By RENALDO DORSETT
DUE to delays forcing late night schedule changes yesterday, Team Bahamas will have to wait on the welcome it deserves after their performance at the Summer Olympics in London.
Originally scheduled for a 6pm Monday return home to a sea of supporters at the Lynden Pindling International Airport, Team Bahamas experienced a series of delays with connecting flights and returned to the capital near midnight to very little fanfare.
“Flight schedules changed as a result of the performances and we wanted to get everyone here to celebrate the historic occasion of the gold medal, therefore some schedules were changed to accommodate that. The team was originally split between Virgin Airways and British Airways out of London. We had some delays in Miami and those of us that were on British Airways came through on time. We tried as best as we can to stall the flight and to have them connect with us, unfortunately the time did not permit it,” said BAAA president Mike Sands. “Unlike Bahamasair who would have waited for our national heroes, the other airlines were not as accommodating. Bahamasair decided they would take up the slack and bring the team from Miami on the final leg of the journey home, however those flights were delayed as well.”
For now, the Bahamian public will await to see what plans are in place to properly greet the 26-member team and most notably the gold medal winning quartet of Chris Brown, Demetrius Pinder, Michael Mathieu and Ramon Miller.
Despite the delayed celebration, the family of Ramon Miller, whose anchor leg will go down in Bahamian folklore as one of the greatest athletic performances of all time, came out in a strength of support for the two time Olympians.
Dressed in customised T-Shirts celebrating Miller and the team’s achievement, his mother Clarice Miller said that both she and her son are still in awe over what transpired.
“I’m overwhelmed, I’m elated, I’m excited. Words cannot describe the way I feel about the ‘golden moment’ if you want to call it that. I am a proud mom.
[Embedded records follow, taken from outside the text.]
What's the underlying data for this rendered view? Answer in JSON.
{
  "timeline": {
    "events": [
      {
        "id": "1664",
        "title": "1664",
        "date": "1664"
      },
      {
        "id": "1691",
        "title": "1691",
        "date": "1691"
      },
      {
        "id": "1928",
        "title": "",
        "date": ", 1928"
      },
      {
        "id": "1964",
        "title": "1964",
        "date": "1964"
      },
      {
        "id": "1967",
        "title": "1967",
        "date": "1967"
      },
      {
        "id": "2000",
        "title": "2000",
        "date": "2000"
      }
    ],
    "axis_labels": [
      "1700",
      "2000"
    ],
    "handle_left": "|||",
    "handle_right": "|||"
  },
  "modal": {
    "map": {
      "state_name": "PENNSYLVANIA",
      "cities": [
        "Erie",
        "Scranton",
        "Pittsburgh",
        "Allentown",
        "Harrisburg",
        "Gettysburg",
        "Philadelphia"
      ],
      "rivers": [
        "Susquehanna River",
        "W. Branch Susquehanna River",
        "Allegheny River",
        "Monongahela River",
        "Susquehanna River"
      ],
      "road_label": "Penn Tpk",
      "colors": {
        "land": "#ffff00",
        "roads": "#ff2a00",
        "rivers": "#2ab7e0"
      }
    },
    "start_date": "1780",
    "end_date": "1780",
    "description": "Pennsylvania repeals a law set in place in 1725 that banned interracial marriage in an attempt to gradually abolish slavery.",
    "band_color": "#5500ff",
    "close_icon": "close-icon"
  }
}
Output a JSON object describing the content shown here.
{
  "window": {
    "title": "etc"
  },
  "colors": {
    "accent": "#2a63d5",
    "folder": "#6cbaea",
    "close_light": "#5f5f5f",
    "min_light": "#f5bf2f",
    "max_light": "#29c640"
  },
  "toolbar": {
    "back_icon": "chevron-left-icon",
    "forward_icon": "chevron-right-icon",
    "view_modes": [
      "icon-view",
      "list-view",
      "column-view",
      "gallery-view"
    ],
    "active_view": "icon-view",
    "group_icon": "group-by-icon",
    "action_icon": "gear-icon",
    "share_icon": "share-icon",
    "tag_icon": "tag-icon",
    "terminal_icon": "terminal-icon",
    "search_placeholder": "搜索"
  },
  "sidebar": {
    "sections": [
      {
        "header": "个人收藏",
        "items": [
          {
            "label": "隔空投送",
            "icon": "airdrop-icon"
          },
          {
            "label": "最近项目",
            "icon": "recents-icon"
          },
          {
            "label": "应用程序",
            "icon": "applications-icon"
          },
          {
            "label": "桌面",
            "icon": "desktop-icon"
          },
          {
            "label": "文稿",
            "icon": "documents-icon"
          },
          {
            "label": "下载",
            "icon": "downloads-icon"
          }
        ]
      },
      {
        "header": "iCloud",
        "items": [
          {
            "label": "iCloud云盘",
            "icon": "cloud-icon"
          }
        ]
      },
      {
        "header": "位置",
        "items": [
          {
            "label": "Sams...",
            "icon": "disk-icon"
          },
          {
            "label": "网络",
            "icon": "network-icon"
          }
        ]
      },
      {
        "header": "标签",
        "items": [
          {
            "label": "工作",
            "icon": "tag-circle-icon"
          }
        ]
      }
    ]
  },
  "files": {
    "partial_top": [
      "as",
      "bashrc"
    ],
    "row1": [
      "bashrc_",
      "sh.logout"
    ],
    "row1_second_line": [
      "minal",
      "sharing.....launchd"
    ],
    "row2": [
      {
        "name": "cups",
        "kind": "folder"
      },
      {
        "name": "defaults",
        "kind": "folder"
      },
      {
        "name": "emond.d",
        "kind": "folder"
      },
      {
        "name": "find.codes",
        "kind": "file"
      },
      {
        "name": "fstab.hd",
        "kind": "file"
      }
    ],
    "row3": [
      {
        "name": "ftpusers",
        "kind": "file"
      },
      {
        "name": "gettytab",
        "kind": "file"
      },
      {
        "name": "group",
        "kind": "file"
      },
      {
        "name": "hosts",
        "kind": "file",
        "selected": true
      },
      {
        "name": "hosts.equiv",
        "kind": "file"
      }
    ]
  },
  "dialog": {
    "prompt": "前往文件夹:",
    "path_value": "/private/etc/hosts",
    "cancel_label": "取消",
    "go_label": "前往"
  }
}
Very happy to know that he is a part of history, that is indelible, one that will not be erased and one that will be there forever,” she said.
“‘Mon’ is a bit laid back and he has said to me ‘mummy how am I going to deal with all this prestige and accolades or whatever’ so he is trying to muster himself in terms of how to deal with the public and this grand moment.”
Wellington Miller, president of the Bahamas Olympic Committee, said the Bahamas has much to be proud of for the team’s performance, not just for the medal winning members of the 4x400m relay team, but all of team Bahamas.
“Besides these gentlemen we had many good performances from our athletes. Back home we know everybody was anxious wondering when the Bahamas would clear its throat and finally make that roar toward the finish line. Friday that happened. That went all over the world. It was huge to us because we beat the Americans who had not lost that race in decades. Our little country, the Bahamas, took charge. When I saw Ramon Miller pass Taylor about 25 yards from the line, it was a great moment for us all. None of us saw the actual ending of the race, the celebration was on and we went temporarily blind for a second but it was such a great great feeling to see young men who you knew coming up perform on that stage,” he said. “They did it for all of us, they did it for the pride of the Bahamas. The next day we had another great moment when the Bahamas got to hear its national anthem on that stage and we saw the Bahamas’ flag fly high over the American flag and the Trinidadian flag. This success will continue on with our feeder programmes. The team performed well and did many things that the entire Bahamas has to be proud of.”